I find a free taxi at last and I go to the hilltop. I opt for the Sun Yat Sen Mausoleum. A Mausoleum conveys the idea of a sheltered space, suitable for such a heavy rain. I am unlucky though: the Mausoleum itself is sheltered indeed, but it is a relatively small tomb. To get there from the entrance, you have to walk for almost one kilometre:

On my way back to the train station I take the wrong bus. The driver drops me off in the middle of nowhere and says to me to wait for the right one. Here there is no bus shelter at all (which makes me think that the 30 cm-wide one was not that bad, after all), so I wait under a tree. The bus arrives just when the water has reached each and every square inch of my body.

I leave Nanjing with mixed feelings: I have caught a glimpse of this beautiful town but, because of the terrible weather, I haven't had the chance to do much. This is the beautiful train station:

In the evening, on the train to Taishan, I call home.

- Carlo, we heard that in the Shanghai area there is a large typhoon with heavy heavy rains, are you aware of that?
- No, I was not aware of that.
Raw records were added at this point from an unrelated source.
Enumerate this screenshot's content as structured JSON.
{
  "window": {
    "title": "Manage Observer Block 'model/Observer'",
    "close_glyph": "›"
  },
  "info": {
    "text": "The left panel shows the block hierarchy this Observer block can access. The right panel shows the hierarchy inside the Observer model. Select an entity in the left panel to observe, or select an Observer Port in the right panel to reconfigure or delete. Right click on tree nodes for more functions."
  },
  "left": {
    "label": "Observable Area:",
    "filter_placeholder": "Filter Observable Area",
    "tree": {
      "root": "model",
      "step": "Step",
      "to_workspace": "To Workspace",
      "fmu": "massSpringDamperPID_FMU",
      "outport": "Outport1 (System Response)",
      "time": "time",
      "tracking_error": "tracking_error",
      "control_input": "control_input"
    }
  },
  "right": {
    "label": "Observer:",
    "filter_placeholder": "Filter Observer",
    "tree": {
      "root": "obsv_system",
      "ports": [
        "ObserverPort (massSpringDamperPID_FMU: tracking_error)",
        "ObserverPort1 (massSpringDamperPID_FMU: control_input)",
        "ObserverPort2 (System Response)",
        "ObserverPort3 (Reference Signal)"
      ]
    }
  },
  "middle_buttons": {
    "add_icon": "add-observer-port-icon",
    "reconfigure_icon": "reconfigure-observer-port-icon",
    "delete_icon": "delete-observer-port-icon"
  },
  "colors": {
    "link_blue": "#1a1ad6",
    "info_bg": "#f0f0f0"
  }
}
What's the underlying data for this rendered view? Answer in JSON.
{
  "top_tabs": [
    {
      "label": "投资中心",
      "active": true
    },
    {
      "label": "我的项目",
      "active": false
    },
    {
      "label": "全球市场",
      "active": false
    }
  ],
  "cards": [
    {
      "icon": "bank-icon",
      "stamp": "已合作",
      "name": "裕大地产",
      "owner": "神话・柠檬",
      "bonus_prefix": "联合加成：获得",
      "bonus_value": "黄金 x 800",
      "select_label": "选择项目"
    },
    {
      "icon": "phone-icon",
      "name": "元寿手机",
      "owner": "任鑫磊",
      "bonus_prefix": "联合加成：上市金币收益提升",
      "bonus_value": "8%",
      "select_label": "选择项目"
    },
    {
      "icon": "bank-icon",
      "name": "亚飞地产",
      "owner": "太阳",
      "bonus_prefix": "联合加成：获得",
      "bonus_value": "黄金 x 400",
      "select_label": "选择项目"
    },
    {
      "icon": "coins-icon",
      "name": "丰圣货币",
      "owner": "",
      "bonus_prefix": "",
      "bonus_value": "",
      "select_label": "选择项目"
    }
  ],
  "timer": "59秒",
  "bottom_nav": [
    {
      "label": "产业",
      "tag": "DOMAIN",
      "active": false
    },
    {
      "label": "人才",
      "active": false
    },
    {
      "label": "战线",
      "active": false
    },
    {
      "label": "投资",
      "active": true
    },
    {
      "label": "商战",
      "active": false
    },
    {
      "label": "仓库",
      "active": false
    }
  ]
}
But I can confirm that the news is fairly accurate.

  1. ^For completeness sake, it should be mentioned that other topics are censored: Tibet Independence, Police Behavior and others
  2. ^I don't understand the Chinese, but I can tell, from sound and tone, whether a message is repeated over and over.